» WHAT YOU SHOULD DO
Within the listing below, please show every line carrying the string "your".

################

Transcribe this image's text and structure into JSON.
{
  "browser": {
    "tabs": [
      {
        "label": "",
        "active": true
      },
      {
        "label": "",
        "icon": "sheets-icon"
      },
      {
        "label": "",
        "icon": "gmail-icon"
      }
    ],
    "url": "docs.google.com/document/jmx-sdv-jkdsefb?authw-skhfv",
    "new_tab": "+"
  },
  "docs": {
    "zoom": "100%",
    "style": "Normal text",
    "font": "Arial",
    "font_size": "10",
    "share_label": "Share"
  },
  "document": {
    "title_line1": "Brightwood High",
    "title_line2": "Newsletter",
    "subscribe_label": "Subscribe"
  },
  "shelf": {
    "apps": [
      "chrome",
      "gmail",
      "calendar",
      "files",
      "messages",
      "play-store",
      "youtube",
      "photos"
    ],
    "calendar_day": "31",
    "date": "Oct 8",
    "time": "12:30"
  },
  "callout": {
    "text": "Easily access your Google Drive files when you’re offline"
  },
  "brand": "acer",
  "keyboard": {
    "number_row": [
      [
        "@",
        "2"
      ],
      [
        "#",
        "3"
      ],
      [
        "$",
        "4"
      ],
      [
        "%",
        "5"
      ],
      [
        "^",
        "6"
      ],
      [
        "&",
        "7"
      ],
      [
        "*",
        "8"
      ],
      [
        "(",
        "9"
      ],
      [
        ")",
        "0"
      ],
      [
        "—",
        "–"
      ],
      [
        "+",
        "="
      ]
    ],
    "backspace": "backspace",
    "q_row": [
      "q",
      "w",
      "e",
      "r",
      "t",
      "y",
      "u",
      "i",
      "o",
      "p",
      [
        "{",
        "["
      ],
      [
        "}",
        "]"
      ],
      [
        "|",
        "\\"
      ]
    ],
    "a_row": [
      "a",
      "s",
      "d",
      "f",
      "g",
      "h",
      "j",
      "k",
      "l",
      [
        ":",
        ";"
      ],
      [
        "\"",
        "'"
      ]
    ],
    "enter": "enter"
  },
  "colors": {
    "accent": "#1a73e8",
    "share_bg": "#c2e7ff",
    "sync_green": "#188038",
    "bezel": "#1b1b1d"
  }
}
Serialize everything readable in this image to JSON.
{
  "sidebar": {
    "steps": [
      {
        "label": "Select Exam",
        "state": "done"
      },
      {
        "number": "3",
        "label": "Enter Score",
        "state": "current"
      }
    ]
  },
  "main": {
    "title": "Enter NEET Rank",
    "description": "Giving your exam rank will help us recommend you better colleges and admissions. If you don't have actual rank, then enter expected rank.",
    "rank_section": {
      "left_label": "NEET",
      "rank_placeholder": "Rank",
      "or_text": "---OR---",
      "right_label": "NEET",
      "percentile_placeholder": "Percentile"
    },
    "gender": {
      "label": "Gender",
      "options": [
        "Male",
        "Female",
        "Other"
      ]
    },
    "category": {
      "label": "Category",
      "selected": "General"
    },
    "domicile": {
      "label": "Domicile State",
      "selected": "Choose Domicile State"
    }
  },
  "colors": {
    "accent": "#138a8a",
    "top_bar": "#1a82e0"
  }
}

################

» RESPONSE FOR THIS EXERCISE
    "text": "Easily access your Google Drive files when you’re offline"
    "description": "Giving your exam rank will help us recommend you better colleges and admissions. If you don't have actual rank, then enter expected rank.",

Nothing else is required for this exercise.